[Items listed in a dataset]
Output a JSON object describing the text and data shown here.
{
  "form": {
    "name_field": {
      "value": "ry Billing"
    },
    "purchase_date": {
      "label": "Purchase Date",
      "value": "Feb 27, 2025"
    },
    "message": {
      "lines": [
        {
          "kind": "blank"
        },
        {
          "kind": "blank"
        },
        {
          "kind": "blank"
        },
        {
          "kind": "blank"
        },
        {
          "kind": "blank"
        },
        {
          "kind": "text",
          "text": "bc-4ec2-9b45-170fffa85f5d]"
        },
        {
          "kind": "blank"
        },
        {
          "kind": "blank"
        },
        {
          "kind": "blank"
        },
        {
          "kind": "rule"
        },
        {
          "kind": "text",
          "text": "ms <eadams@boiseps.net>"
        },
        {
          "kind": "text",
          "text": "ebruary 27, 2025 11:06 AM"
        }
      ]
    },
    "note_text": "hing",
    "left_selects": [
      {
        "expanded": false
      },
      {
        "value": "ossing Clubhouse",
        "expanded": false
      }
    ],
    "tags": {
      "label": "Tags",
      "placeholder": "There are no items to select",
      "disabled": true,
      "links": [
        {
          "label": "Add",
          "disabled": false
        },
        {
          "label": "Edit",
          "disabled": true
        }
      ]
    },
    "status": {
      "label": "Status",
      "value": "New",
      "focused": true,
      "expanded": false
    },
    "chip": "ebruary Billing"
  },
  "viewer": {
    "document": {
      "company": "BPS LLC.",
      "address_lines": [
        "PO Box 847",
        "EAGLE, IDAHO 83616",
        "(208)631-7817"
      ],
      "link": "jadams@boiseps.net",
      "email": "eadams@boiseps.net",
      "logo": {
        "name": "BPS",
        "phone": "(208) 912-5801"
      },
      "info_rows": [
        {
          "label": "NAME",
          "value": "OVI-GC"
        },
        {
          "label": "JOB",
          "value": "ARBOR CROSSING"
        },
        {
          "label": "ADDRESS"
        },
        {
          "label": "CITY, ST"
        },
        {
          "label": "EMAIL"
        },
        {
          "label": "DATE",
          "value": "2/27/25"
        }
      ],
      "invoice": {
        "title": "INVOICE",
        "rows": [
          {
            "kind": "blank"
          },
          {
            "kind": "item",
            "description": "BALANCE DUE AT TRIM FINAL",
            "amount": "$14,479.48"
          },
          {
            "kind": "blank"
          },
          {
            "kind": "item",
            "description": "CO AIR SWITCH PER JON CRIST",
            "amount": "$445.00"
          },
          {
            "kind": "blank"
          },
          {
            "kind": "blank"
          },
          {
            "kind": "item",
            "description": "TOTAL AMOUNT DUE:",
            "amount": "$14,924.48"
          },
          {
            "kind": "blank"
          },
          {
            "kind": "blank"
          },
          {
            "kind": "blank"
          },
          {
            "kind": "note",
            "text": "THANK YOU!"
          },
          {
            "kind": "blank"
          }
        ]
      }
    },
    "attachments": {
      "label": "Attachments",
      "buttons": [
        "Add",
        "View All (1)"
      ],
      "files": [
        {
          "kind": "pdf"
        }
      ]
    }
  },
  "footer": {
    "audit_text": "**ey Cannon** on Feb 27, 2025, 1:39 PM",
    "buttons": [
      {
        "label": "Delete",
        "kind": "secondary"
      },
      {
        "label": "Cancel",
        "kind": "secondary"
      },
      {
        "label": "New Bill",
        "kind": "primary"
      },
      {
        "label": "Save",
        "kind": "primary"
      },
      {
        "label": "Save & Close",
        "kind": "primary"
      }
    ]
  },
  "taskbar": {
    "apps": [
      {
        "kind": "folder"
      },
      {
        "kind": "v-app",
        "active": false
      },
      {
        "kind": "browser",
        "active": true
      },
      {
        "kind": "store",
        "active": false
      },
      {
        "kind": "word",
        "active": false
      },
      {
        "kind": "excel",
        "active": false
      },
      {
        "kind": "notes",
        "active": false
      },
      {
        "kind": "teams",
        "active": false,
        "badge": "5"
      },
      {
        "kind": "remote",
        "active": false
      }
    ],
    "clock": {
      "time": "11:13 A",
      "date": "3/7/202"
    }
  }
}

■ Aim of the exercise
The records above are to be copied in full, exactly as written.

■ Finished task
Output a JSON object describing the text and data shown here.
{
  "form": {
    "name_field": {
      "value": "ry Billing"
    },
    "purchase_date": {
      "label": "Purchase Date",
      "value": "Feb 27, 2025"
    },
    "message": {
      "lines": [
        {
          "kind": "blank"
        },
        {
          "kind": "blank"
        },
        {
          "kind": "blank"
        },
        {
          "kind": "blank"
        },
        {
          "kind": "blank"
        },
        {
          "kind": "text",
          "text": "bc-4ec2-9b45-170fffa85f5d]"
        },
        {
          "kind": "blank"
        },
        {
          "kind": "blank"
        },
        {
          "kind": "blank"
        },
        {
          "kind": "rule"
        },
        {
          "kind": "text",
          "text": "ms <eadams@boiseps.net>"
        },
        {
          "kind": "text",
          "text": "ebruary 27, 2025 11:06 AM"
        }
      ]
    },
    "note_text": "hing",
    "left_selects": [
      {
        "expanded": false
      },
      {
        "value": "ossing Clubhouse",
        "expanded": false
      }
    ],
    "tags": {
      "label": "Tags",
      "placeholder": "There are no items to select",
      "disabled": true,
      "links": [
        {
          "label": "Add",
          "disabled": false
        },
        {
          "label": "Edit",
          "disabled": true
        }
      ]
    },
    "status": {
      "label": "Status",
      "value": "New",
      "focused": true,
      "expanded": false
    },
    "chip": "ebruary Billing"
  },
  "viewer": {
    "document": {
      "company": "BPS LLC.",
      "address_lines": [
        "PO Box 847",
        "EAGLE, IDAHO 83616",
        "(208)631-7817"
      ],
      "link": "jadams@boiseps.net",
      "email": "eadams@boiseps.net",
      "logo": {
        "name": "BPS",
        "phone": "(208) 912-5801"
      },
      "info_rows": [
        {
          "label": "NAME",
          "value": "OVI-GC"
        },
        {
          "label": "JOB",
          "value": "ARBOR CROSSING"
        },
        {
          "label": "ADDRESS"
        },
        {
          "label": "CITY, ST"
        },
        {
          "label": "EMAIL"
        },
        {
          "label": "DATE",
          "value": "2/27/25"
        }
      ],
      "invoice": {
        "title": "INVOICE",
        "rows": [
          {
            "kind": "blank"
          },
          {
            "kind": "item",
            "description": "BALANCE DUE AT TRIM FINAL",
            "amount": "$14,479.48"
          },
          {
            "kind": "blank"
          },
          {
            "kind": "item",
            "description": "CO AIR SWITCH PER JON CRIST",
            "amount": "$445.00"
          },
          {
            "kind": "blank"
          },
          {
            "kind": "blank"
          },
          {
            "kind": "item",
            "description": "TOTAL AMOUNT DUE:",
            "amount": "$14,924.48"
          },
          {
            "kind": "blank"
          },
          {
            "kind": "blank"
          },
          {
            "kind": "blank"
          },
          {
            "kind": "note",
            "text": "THANK YOU!"
          },
          {
            "kind": "blank"
          }
        ]
      }
    },
    "attachments": {
      "label": "Attachments",
      "buttons": [
        "Add",
        "View All (1)"
      ],
      "files": [
        {
          "kind": "pdf"
        }
      ]
    }
  },
  "footer": {
    "audit_text": "**ey Cannon** on Feb 27, 2025, 1:39 PM",
    "buttons": [
      {
        "label": "Delete",
        "kind": "secondary"
      },
      {
        "label": "Cancel",
        "kind": "secondary"
      },
      {
        "label": "New Bill",
        "kind": "primary"
      },
      {
        "label": "Save",
        "kind": "primary"
      },
      {
        "label": "Save & Close",
        "kind": "primary"
      }
    ]
  },
  "taskbar": {
    "apps": [
      {
        "kind": "folder"
      },
      {
        "kind": "v-app",
        "active": false
      },
      {
        "kind": "browser",
        "active": true
      },
      {
        "kind": "store",
        "active": false
      },
      {
        "kind": "word",
        "active": false
      },
      {
        "kind": "excel",
        "active": false
      },
      {
        "kind": "notes",
        "active": false
      },
      {
        "kind": "teams",
        "active": false,
        "badge": "5"
      },
      {
        "kind": "remote",
        "active": false
      }
    ],
    "clock": {
      "time": "11:13 A",
      "date": "3/7/202"
    }
  }
}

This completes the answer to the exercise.